• _RECORDS FOR THIS EXERCISE_:

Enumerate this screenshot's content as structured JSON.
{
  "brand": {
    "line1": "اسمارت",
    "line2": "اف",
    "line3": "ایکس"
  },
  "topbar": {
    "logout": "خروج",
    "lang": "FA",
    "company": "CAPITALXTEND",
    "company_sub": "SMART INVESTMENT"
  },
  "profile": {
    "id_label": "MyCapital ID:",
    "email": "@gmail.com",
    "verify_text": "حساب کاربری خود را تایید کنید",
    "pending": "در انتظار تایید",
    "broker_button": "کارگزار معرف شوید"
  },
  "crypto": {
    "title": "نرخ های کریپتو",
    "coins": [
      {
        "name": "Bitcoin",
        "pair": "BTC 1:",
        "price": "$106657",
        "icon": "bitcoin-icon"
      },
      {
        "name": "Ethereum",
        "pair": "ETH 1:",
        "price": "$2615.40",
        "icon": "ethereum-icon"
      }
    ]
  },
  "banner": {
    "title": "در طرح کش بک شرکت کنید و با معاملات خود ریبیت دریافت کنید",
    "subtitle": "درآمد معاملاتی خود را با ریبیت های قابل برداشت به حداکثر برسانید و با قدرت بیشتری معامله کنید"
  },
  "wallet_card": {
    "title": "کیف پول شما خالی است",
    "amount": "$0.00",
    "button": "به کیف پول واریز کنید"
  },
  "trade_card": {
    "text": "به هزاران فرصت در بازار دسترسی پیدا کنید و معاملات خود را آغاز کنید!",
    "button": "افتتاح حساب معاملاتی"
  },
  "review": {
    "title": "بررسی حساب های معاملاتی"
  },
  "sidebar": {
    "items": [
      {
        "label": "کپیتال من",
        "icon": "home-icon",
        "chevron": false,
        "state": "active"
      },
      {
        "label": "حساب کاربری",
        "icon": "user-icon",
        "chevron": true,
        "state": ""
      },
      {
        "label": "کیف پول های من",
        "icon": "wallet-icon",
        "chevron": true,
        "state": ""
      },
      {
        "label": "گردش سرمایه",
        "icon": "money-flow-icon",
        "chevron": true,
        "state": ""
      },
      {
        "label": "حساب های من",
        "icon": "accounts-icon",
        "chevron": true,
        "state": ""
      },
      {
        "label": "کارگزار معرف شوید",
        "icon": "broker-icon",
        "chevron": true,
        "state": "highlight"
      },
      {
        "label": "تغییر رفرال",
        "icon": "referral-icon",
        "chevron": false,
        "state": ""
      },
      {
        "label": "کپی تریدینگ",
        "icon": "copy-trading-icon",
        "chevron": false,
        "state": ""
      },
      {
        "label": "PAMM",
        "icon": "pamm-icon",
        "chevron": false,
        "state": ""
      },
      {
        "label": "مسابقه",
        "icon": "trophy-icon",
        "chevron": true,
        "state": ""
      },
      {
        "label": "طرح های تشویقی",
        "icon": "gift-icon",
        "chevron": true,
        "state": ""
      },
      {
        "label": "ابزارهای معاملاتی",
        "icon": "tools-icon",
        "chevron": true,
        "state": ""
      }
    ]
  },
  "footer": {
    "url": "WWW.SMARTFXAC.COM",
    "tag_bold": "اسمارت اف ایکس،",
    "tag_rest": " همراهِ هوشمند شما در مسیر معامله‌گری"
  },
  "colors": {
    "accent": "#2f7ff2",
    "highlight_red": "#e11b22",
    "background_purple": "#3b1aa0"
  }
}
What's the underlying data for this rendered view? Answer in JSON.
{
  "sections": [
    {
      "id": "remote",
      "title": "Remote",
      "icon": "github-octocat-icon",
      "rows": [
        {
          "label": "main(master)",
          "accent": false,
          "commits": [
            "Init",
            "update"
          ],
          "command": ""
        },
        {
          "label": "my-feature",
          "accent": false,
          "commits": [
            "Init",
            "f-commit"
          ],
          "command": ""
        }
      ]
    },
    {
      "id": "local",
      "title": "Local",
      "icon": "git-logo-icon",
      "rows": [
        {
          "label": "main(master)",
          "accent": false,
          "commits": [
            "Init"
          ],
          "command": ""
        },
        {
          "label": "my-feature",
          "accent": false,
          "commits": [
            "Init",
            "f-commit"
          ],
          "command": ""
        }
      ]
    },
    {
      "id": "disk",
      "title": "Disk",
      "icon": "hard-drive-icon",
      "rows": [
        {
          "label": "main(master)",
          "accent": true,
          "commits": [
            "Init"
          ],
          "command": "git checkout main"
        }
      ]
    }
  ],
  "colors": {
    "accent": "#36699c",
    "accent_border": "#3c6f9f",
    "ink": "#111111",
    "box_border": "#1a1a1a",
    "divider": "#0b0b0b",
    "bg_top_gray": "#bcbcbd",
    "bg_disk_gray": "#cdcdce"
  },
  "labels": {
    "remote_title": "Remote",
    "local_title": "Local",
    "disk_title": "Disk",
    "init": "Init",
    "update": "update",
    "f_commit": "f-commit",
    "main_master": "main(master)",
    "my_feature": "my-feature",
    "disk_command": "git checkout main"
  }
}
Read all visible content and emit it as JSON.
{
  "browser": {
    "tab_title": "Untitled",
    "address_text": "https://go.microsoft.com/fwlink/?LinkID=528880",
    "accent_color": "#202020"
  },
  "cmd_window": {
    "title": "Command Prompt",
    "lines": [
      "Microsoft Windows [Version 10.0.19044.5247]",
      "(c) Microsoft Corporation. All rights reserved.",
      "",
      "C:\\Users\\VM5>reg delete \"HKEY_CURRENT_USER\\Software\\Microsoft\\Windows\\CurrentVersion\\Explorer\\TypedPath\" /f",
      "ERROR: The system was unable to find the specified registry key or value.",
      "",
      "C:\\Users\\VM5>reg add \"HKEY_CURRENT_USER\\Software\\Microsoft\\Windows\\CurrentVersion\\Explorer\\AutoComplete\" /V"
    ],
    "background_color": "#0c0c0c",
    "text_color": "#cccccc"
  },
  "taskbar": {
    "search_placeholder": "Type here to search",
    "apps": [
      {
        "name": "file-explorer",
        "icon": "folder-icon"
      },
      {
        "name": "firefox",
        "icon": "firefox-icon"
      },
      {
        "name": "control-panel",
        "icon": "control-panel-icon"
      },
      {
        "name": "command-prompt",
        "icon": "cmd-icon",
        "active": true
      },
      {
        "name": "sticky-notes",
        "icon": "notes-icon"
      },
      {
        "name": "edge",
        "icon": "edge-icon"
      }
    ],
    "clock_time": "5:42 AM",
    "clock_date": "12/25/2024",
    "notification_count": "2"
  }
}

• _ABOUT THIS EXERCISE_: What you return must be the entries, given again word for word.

• _TASK RESULT_:
Enumerate this screenshot's content as structured JSON.
{
  "brand": {
    "line1": "اسمارت",
    "line2": "اف",
    "line3": "ایکس"
  },
  "topbar": {
    "logout": "خروج",
    "lang": "FA",
    "company": "CAPITALXTEND",
    "company_sub": "SMART INVESTMENT"
  },
  "profile": {
    "id_label": "MyCapital ID:",
    "email": "@gmail.com",
    "verify_text": "حساب کاربری خود را تایید کنید",
    "pending": "در انتظار تایید",
    "broker_button": "کارگزار معرف شوید"
  },
  "crypto": {
    "title": "نرخ های کریپتو",
    "coins": [
      {
        "name": "Bitcoin",
        "pair": "BTC 1:",
        "price": "$106657",
        "icon": "bitcoin-icon"
      },
      {
        "name": "Ethereum",
        "pair": "ETH 1:",
        "price": "$2615.40",
        "icon": "ethereum-icon"
      }
    ]
  },
  "banner": {
    "title": "در طرح کش بک شرکت کنید و با معاملات خود ریبیت دریافت کنید",
    "subtitle": "درآمد معاملاتی خود را با ریبیت های قابل برداشت به حداکثر برسانید و با قدرت بیشتری معامله کنید"
  },
  "wallet_card": {
    "title": "کیف پول شما خالی است",
    "amount": "$0.00",
    "button": "به کیف پول واریز کنید"
  },
  "trade_card": {
    "text": "به هزاران فرصت در بازار دسترسی پیدا کنید و معاملات خود را آغاز کنید!",
    "button": "افتتاح حساب معاملاتی"
  },
  "review": {
    "title": "بررسی حساب های معاملاتی"
  },
  "sidebar": {
    "items": [
      {
        "label": "کپیتال من",
        "icon": "home-icon",
        "chevron": false,
        "state": "active"
      },
      {
        "label": "حساب کاربری",
        "icon": "user-icon",
        "chevron": true,
        "state": ""
      },
      {
        "label": "کیف پول های من",
        "icon": "wallet-icon",
        "chevron": true,
        "state": ""
      },
      {
        "label": "گردش سرمایه",
        "icon": "money-flow-icon",
        "chevron": true,
        "state": ""
      },
      {
        "label": "حساب های من",
        "icon": "accounts-icon",
        "chevron": true,
        "state": ""
      },
      {
        "label": "کارگزار معرف شوید",
        "icon": "broker-icon",
        "chevron": true,
        "state": "highlight"
      },
      {
        "label": "تغییر رفرال",
        "icon": "referral-icon",
        "chevron": false,
        "state": ""
      },
      {
        "label": "کپی تریدینگ",
        "icon": "copy-trading-icon",
        "chevron": false,
        "state": ""
      },
      {
        "label": "PAMM",
        "icon": "pamm-icon",
        "chevron": false,
        "state": ""
      },
      {
        "label": "مسابقه",
        "icon": "trophy-icon",
        "chevron": true,
        "state": ""
      },
      {
        "label": "طرح های تشویقی",
        "icon": "gift-icon",
        "chevron": true,
        "state": ""
      },
      {
        "label": "ابزارهای معاملاتی",
        "icon": "tools-icon",
        "chevron": true,
        "state": ""
      }
    ]
  },
  "footer": {
    "url": "WWW.SMARTFXAC.COM",
    "tag_bold": "اسمارت اف ایکس،",
    "tag_rest": " همراهِ هوشمند شما در مسیر معامله‌گری"
  },
  "colors": {
    "accent": "#2f7ff2",
    "highlight_red": "#e11b22",
    "background_purple": "#3b1aa0"
  }
}
What's the underlying data for this rendered view? Answer in JSON.
{
  "sections": [
    {
      "id": "remote",
      "title": "Remote",
      "icon": "github-octocat-icon",
      "rows": [
        {
          "label": "main(master)",
          "accent": false,
          "commits": [
            "Init",
            "update"
          ],
          "command": ""
        },
        {
          "label": "my-feature",
          "accent": false,
          "commits": [
            "Init",
            "f-commit"
          ],
          "command": ""
        }
      ]
    },
    {
      "id": "local",
      "title": "Local",
      "icon": "git-logo-icon",
      "rows": [
        {
          "label": "main(master)",
          "accent": false,
          "commits": [
            "Init"
          ],
          "command": ""
        },
        {
          "label": "my-feature",
          "accent": false,
          "commits": [
            "Init",
            "f-commit"
          ],
          "command": ""
        }
      ]
    },
    {
      "id": "disk",
      "title": "Disk",
      "icon": "hard-drive-icon",
      "rows": [
        {
          "label": "main(master)",
          "accent": true,
          "commits": [
            "Init"
          ],
          "command": "git checkout main"
        }
      ]
    }
  ],
  "colors": {
    "accent": "#36699c",
    "accent_border": "#3c6f9f",
    "ink": "#111111",
    "box_border": "#1a1a1a",
    "divider": "#0b0b0b",
    "bg_top_gray": "#bcbcbd",
    "bg_disk_gray": "#cdcdce"
  },
  "labels": {
    "remote_title": "Remote",
    "local_title": "Local",
    "disk_title": "Disk",
    "init": "Init",
    "update": "update",
    "f_commit": "f-commit",
    "main_master": "main(master)",
    "my_feature": "my-feature",
    "disk_command": "git checkout main"
  }
}
Read all visible content and emit it as JSON.
{
  "browser": {
    "tab_title": "Untitled",
    "address_text": "https://go.microsoft.com/fwlink/?LinkID=528880",
    "accent_color": "#202020"
  },
  "cmd_window": {
    "title": "Command Prompt",
    "lines": [
      "Microsoft Windows [Version 10.0.19044.5247]",
      "(c) Microsoft Corporation. All rights reserved.",
      "",
      "C:\\Users\\VM5>reg delete \"HKEY_CURRENT_USER\\Software\\Microsoft\\Windows\\CurrentVersion\\Explorer\\TypedPath\" /f",
      "ERROR: The system was unable to find the specified registry key or value.",
      "",
      "C:\\Users\\VM5>reg add \"HKEY_CURRENT_USER\\Software\\Microsoft\\Windows\\CurrentVersion\\Explorer\\AutoComplete\" /V"
    ],
    "background_color": "#0c0c0c",
    "text_color": "#cccccc"
  },
  "taskbar": {
    "search_placeholder": "Type here to search",
    "apps": [
      {
        "name": "file-explorer",
        "icon": "folder-icon"
      },
      {
        "name": "firefox",
        "icon": "firefox-icon"
      },
      {
        "name": "control-panel",
        "icon": "control-panel-icon"
      },
      {
        "name": "command-prompt",
        "icon": "cmd-icon",
        "active": true
      },
      {
        "name": "sticky-notes",
        "icon": "notes-icon"
      },
      {
        "name": "edge",
        "icon": "edge-icon"
      }
    ],
    "clock_time": "5:42 AM",
    "clock_date": "12/25/2024",
    "notification_count": "2"
  }
}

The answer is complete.